> [What is being asked]:
Would you retype each record exactly as given?

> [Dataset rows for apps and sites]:
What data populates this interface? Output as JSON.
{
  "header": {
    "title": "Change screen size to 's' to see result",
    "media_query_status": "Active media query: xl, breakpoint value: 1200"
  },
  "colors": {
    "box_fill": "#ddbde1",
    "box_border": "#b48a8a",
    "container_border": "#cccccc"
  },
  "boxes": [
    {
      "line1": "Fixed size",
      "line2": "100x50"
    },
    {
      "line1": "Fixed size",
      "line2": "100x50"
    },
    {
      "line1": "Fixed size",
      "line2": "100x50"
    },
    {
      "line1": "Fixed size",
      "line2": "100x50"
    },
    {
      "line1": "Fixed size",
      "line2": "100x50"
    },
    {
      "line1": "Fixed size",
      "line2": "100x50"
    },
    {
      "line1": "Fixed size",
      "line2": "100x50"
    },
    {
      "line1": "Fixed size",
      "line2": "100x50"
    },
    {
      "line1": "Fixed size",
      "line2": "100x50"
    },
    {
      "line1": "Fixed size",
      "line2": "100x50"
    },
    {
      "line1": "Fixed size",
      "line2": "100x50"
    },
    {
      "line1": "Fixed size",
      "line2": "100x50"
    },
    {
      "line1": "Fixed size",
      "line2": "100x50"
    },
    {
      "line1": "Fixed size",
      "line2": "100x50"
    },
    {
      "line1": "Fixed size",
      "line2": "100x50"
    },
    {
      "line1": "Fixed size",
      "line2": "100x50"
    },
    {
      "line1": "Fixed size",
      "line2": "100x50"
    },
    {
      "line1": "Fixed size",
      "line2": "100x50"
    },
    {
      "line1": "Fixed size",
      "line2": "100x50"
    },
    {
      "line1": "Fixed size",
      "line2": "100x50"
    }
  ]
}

> [Output]:
What data populates this interface? Output as JSON.
{
  "header": {
    "title": "Change screen size to 's' to see result",
    "media_query_status": "Active media query: xl, breakpoint value: 1200"
  },
  "colors": {
    "box_fill": "#ddbde1",
    "box_border": "#b48a8a",
    "container_border": "#cccccc"
  },
  "boxes": [
    {
      "line1": "Fixed size",
      "line2": "100x50"
    },
    {
      "line1": "Fixed size",
      "line2": "100x50"
    },
    {
      "line1": "Fixed size",
      "line2": "100x50"
    },
    {
      "line1": "Fixed size",
      "line2": "100x50"
    },
    {
      "line1": "Fixed size",
      "line2": "100x50"
    },
    {
      "line1": "Fixed size",
      "line2": "100x50"
    },
    {
      "line1": "Fixed size",
      "line2": "100x50"
    },
    {
      "line1": "Fixed size",
      "line2": "100x50"
    },
    {
      "line1": "Fixed size",
      "line2": "100x50"
    },
    {
      "line1": "Fixed size",
      "line2": "100x50"
    },
    {
      "line1": "Fixed size",
      "line2": "100x50"
    },
    {
      "line1": "Fixed size",
      "line2": "100x50"
    },
    {
      "line1": "Fixed size",
      "line2": "100x50"
    },
    {
      "line1": "Fixed size",
      "line2": "100x50"
    },
    {
      "line1": "Fixed size",
      "line2": "100x50"
    },
    {
      "line1": "Fixed size",
      "line2": "100x50"
    },
    {
      "line1": "Fixed size",
      "line2": "100x50"
    },
    {
      "line1": "Fixed size",
      "line2": "100x50"
    },
    {
      "line1": "Fixed size",
      "line2": "100x50"
    },
    {
      "line1": "Fixed size",
      "line2": "100x50"
    }
  ]
}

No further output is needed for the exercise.